ISU Entomology / Paul A. Dahm Memorial Seminar: Chemical Coding of Innate Behavioral Sequences in Insects

Paul A. Dahm Memorial Seminar: Chemical Coding of Innate Behavioral Sequences in Insects

Michael E. Adams, Department of Entomology, University of California, Riverside, CA

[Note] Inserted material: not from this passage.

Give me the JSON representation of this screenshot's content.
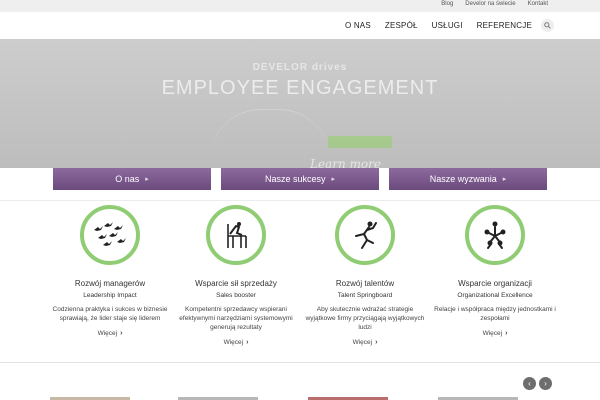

Abstract: Molting and ecdysis are among the most distinctive and characteristic features of arthropod physiology and are vital for growth and metamorphosis from juvenile to the winged, reproductive adult. The programming of these events is under the control of steroid and peptide hormones. We are interested in how hormones initiate and schedule the ecdysis sequence, a series of innate behaviors that allows escape from the old cuticle to terminate the molt. These behaviors are initiated and scheduled by ecdysis triggering hormones (ETHs) that regulate neuropeptide signaling cascades in the central nervous system (CNS). Ecdysteroids signal onset of the molt and program expression of genes encoding ecdysis signaling molecules. In moths (Bombyx mori, Manduca sexta) and flies (Drosophila), we identified primary neuronal targets of ETH in the CNS by expression of ETH receptor (ETHR) transcripts and monitored activities of ETHR neurons by electrophysiology and calcium imaging. ETHRs are expressed predominantly in “peptidergic ensembles”, groups of central neurons that release FMRFamides, eclosion hormone, kinins, CCAP, MIPs, and bursicon into the CNS to schedule activation of central pattern generators that drive pre-ecdysis, ecdysis, and post-ecdysis. We are examining the roles played by these neurons in behavioral scheduling using genetics and physiological manipulations. Our findings offer insights into how neural substrates for behaviors are assembled and executed and provide new opportunities for insect control by targeting physiological processes unique to insects.